Saturday, June 25, 2005

'Elephants pushing'

Middlebrow and High Touch Mega Store have been discussing whether poetry is valued by people these days. I've weighed in at Middlebrow's by referring to an essay that was published back in December in The Sun. I inaccurately called it "The Penis That Killed Johson County" but that was wrong. It is entitled "The Penis That Killed Jeffrey City." (The link is to a PDF file of the essay.) Basically the essay is about the experiences that its author David Romtvedt had teaching poetry in rural Wyoming. Although he does not address libaB's question directly, I believe that it does connect to the notion of poetic value, since he describes a situation that throws poetry right into the real world--a small hardscrable Westen ranch town:
The residency had not gone well so far. The students seemed worn out or beaten down and hadn't expressed interest in poetry of any kind, cowboy or otherwise. Even the sky over Jeffrey City looked depressed, as if it were hanging on and hoping for a better day. (27)
The students he is teaching are a practical lot, mostly, and are similar to other students he has taught:
One of the bigger, tougher boys looked hard at me and said, "Are you famous?"
"I want to know if you're famous."
We'd had a lesson eaqrlier in the week on oxymorons, those paired opposites, like "burning ice," "jumbo shrimp," and "compassionate conservative." I thought I'd make a joke and let myself off the hook at the same time, so I said, "'famous poet' is an oxymoron."
"Oxymoron, my ass," the boy said. "No bullshit. Are you famous or not? 'Cause if you're not, I got no time to be out licking trees."
You're not like us is what he meant. And if you're not famous--i.e., rich--then we dont' have to be like you. (24-25)
He was trying to get across the power of senses and the power of extraordinary actions, so he asked them to go out and lick at tree and write a poem about the experience.

I kind of see the tree licking as a metaphor for poetry itself, in this case. The student didn't see the value in something bizzare like tree licking, and sure as hell didn't see the value of words laid out on the page in a strange fashion. Ultimately, it seems, the idea of poetry is not seen as a new way of perceiving, but as a strange activity done by people who "live far away in big cities, or are dead" (27).

Even the cowboy poetry that folks in the towns he visits like enjoy is not particularly useful other than to entertain in doggerel. Poetry is not something important to them, in other words, it is just mere decoration: paint on a barn. Any of you who have visited the West will acknowledge that most barns and outbuildings are not painted as they are in the East and Midwest.
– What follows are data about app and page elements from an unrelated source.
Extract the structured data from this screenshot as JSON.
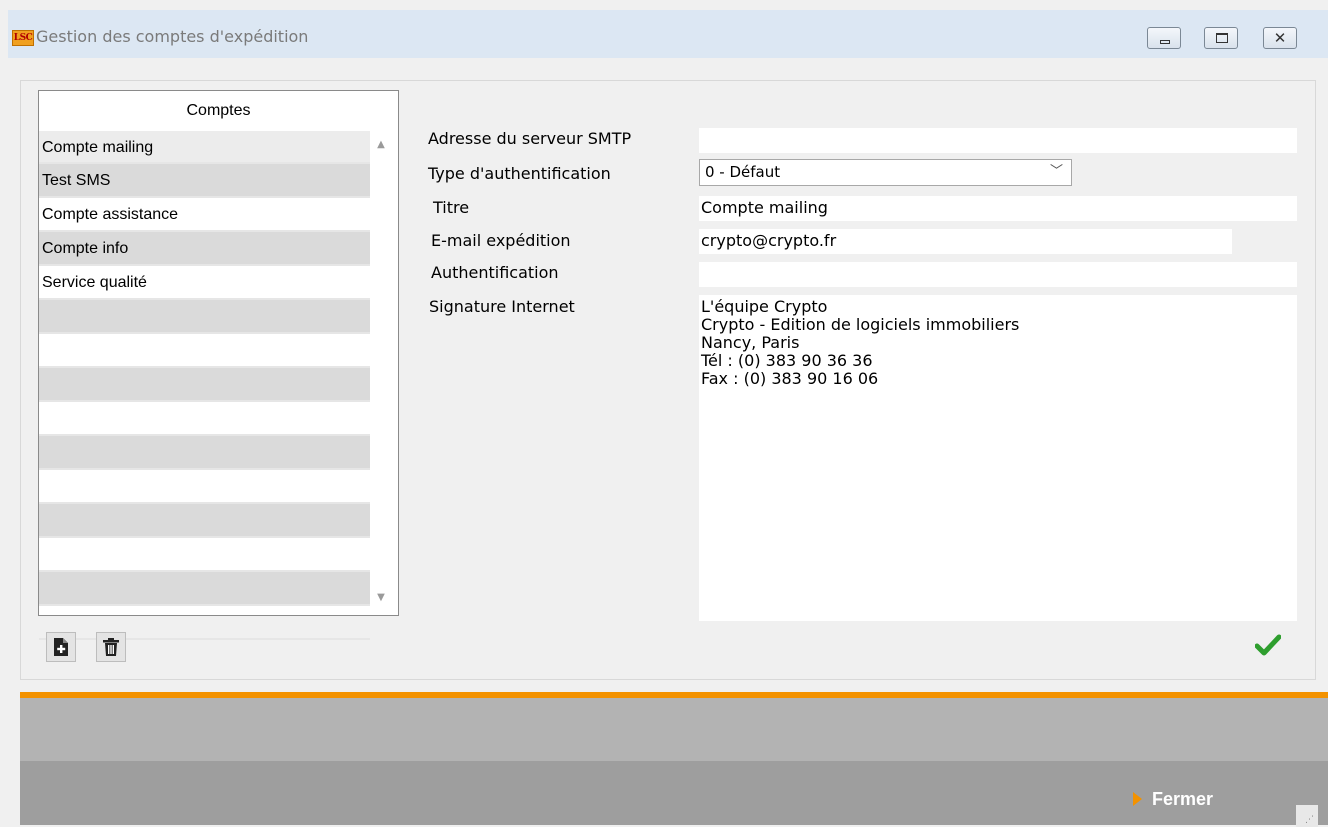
{
  "window": {
    "app_icon_text": "LSC",
    "title": "Gestion des comptes d'expédition",
    "controls": {
      "minimize": "minimize",
      "maximize": "maximize",
      "close": "close"
    }
  },
  "accounts": {
    "header": "Comptes",
    "items": [
      {
        "label": "Compte mailing"
      },
      {
        "label": "Test SMS"
      },
      {
        "label": "Compte assistance"
      },
      {
        "label": "Compte info"
      },
      {
        "label": "Service qualité"
      },
      {
        "label": ""
      },
      {
        "label": ""
      },
      {
        "label": ""
      },
      {
        "label": ""
      },
      {
        "label": ""
      },
      {
        "label": ""
      },
      {
        "label": ""
      },
      {
        "label": ""
      },
      {
        "label": ""
      },
      {
        "label": ""
      }
    ]
  },
  "toolbar": {
    "add_icon": "add-document-icon",
    "delete_icon": "trash-icon"
  },
  "form": {
    "smtp_label": "Adresse du serveur SMTP",
    "smtp_value": "",
    "auth_type_label": "Type d'authentification",
    "auth_type_value": "0 - Défaut",
    "titre_label": "Titre",
    "titre_value": "Compte mailing",
    "email_label": "E-mail expédition",
    "email_value": "crypto@crypto.fr",
    "auth_label": "Authentification",
    "auth_value": "",
    "signature_label": "Signature Internet",
    "signature_value": "L'équipe Crypto\nCrypto - Edition de logiciels immobiliers\nNancy, Paris\nTél : (0) 383 90 36 36\nFax : (0) 383 90 16 06"
  },
  "colors": {
    "accent": "#f39200",
    "check": "#2e9e2e",
    "title_bar": "#dce7f3"
  },
  "footer": {
    "close_label": "Fermer"
  }
}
They are usually left bare, as if painting them would both cost money since it would have to be done often in our hot sun, and is therefore impractical.

I would argue that those folks who don't paint their barns in the West that they are wasting money and being impractical since the elements tend to rot bare wood, even if it does take a long time. But, of course, that would cost money, and when you're living life on the edge in a frontier, you best keep your wallet closed and not worry about wood falling off the side of a barn in 30 years.

I am making an anology with poetry and painting a barn here. By that I mean that poetry is not mere decoration, but is vital to our lives. How is it vital? Well I won't proclaim any sort of grand expertise other than just living, but poetry gives us a way of looking at something in different ways. It also gives us a method of expressing something that is difficult to express. A life without poetry, in other words, is a unpainted barn exposed to the elements. Ultimately it will decay faster and become useless.

Marianne Moore puts it like this:
I, too, dislike it: there are things that are important beyond

all this fiddle.

Reading it, however, with a perfect contempt for it, one

discovers in

it after all, a place for the genuine.

Hands that can grasp, eyes

that can dilate, hair that can rise

if it must, these things are important not because a

high-sounding interpretation can be put upon them but because

they are

useful. When they become so derivative as to become


the same thing may be said for all of us, that we

do not admire what

we cannot understand: the bat

holding on upside down or in quest of something to

eat, elephants pushing, a wild horse taking a roll, a tireless

wolf under

a tree, the immovable critic twitching his skin like a horse

that feels a flea, the base-

ball fan, the statistician... (Poetry 1-21)


  1. Interesting. I think you might have something about barns out west. But isn't there a kind of beauty to bare, worn wood? I'll have to check out the essay.

    I love "oxymoron my ass." I'll have to find an occassion to use that one.

  2. Anonymous4:08 PM

    I like that entry. And though I don't read much poetry, I think you are right. If I take your idea liberally, then it applies to much of my thinking about why so many supposedly 'impractical' things are really important--is theology or philosophy any more acceptable to that audience than poetry?

    I also agree that, in the long run, without poetry, or music, or any other such (necessary) thing, the reasons for the immediate and practical become meaningless--remember "I Rivet-head"?